One of the reasons I’m a science writer is the sheer excitement generated by spaceflight when I was young. The Sky at Night was one of my favourite programmes, but you could hardly avoid Patrick Moore and many others cropping up all over the place in the media to discuss the space race, because it was big news. I had science fiction from 2001: A Space Odyssey to Star Trek telling me we were going to be out there in the future, and I had the reality of more and more dramatic manned missions, leading up to 1969, when I was allowed to stay up all night to watch the moon landing. And this, we thought, was just the beginning.
Since then, reality has been disappointing. The Space Shuttle might have been a step forward, but the missions were mundane, never reaching far away from the Earth. It seemed increasingly that people were just an inconvenience for space exploration. They made missions far more expensive and risky – they simply weren’t cost effective when it came to doing space science. When I started writing Final Frontier, to capture the excitement of the manned conquest of space, it seemed as if I was writing an epitaph. Yet the more I got into it, the more my enthusiasm grew. Not only was there the nostalgic recapturing of the old thrill from my teens, but it really did seem as if we are on the verge of a different view of exploring the final frontier.

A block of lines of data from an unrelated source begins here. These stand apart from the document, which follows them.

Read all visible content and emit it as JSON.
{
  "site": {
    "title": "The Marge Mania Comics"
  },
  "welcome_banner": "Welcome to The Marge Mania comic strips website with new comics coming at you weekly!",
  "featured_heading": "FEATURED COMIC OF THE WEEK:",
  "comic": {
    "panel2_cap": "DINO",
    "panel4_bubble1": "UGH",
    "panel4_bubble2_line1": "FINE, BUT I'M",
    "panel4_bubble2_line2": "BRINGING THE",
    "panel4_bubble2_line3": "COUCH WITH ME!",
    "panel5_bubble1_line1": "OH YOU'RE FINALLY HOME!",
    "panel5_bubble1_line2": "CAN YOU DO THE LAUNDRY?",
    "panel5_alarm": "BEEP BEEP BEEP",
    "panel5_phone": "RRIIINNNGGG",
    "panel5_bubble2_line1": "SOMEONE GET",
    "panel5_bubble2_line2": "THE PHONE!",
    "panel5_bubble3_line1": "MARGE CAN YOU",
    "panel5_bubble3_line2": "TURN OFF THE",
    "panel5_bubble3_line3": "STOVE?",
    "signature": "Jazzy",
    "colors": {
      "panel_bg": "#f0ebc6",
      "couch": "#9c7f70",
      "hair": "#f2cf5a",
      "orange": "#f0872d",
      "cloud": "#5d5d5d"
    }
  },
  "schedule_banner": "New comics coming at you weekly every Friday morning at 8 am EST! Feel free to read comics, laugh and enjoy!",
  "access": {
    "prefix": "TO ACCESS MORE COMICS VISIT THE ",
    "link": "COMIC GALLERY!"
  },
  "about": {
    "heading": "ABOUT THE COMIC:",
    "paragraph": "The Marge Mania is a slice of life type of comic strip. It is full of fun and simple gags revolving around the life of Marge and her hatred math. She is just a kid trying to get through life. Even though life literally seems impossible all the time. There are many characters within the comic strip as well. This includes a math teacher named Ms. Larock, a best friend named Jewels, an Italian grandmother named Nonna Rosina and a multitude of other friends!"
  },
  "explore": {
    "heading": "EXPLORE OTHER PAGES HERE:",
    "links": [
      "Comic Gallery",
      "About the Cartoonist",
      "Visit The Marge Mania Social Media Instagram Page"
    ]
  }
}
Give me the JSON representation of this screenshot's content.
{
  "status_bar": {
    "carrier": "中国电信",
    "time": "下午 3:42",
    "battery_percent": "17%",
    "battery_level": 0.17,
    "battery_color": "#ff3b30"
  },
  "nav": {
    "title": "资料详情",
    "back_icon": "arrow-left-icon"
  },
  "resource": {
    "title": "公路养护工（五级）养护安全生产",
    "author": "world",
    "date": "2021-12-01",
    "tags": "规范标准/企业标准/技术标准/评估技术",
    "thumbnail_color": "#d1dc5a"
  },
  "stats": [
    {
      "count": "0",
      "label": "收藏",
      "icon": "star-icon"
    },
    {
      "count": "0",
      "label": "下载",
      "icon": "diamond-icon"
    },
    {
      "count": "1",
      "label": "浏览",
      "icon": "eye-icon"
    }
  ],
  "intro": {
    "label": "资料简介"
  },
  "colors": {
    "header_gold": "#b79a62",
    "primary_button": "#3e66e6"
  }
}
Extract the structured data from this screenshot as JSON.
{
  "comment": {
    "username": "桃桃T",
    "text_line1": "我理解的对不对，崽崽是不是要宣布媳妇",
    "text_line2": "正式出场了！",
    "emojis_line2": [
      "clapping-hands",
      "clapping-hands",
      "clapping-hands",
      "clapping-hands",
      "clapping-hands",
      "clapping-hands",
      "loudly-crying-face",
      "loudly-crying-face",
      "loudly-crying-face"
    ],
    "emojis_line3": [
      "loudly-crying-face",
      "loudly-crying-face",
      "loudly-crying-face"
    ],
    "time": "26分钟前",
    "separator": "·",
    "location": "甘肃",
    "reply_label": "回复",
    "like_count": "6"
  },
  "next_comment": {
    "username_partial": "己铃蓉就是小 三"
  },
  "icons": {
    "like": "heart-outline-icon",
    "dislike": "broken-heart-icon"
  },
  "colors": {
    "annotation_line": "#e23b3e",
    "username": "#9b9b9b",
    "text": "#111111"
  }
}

Two factors influence this. One is the ability to pull together more international effort. The original space race was very much a political battle between the USA and the USSR, with national pride and glory at stake. But with projects like the Large Hadron Collider we have come to realize just how much more can be achieved with good international cooperation. (Compare this with the US Superconducting Supercollider, cancelled after huge amounts of money had been spent on it.) In fact it’s more than just glossing over national boundaries. It’s interesting that in early SF, most space exploration was expected to be by private companies and individuals. Now private money is back in the business, providing new ideas and impetus. Joint national and private enterprise really could make a huge difference to the future of manned space flight.
The second factor is the realisation that the battle for science funding should not exist. A while ago I interviewed a Nobel Prize winning physicist, who was dismayed about the amount of science money going to the ISS, because scientifically it had practically no return on investment, while that same money could do so much more on the ground or in robotic probes. What we need to realise is that the science is secondary when it comes to this kind of exploration. When Cook and Magellan and Columbus were out there, they may well have picked up some scientific information, but it wasn’t the driving force behind their expeditions. They weren’t scientific missions on a science budget. The Beagle, for that matter, was a survey ship, on which Darwin’s work was at best a secondary role. Similarly we have to see manned expeditions into space being about prospecting, exploring, perhaps finding future homes, widening our horizons and doing what makes life worth living. This shouldn’t be eating into a fragile science budget – it’s more about defence, though defence of humanity rather than an individual nation.
So what I started in a negative vein ended up feeling much more positive. Of course there was also the chance to bring in all kinds of interesting context, from space travel in science fiction to the potential realities of reaching the stars, and whether a warp drive really does make sense from the viewpoint of physics. It might seem corny, but the spirit of that old intro to Star Trek really came home to me, along with the hope that we really will continue to boldly go where no one has gone before.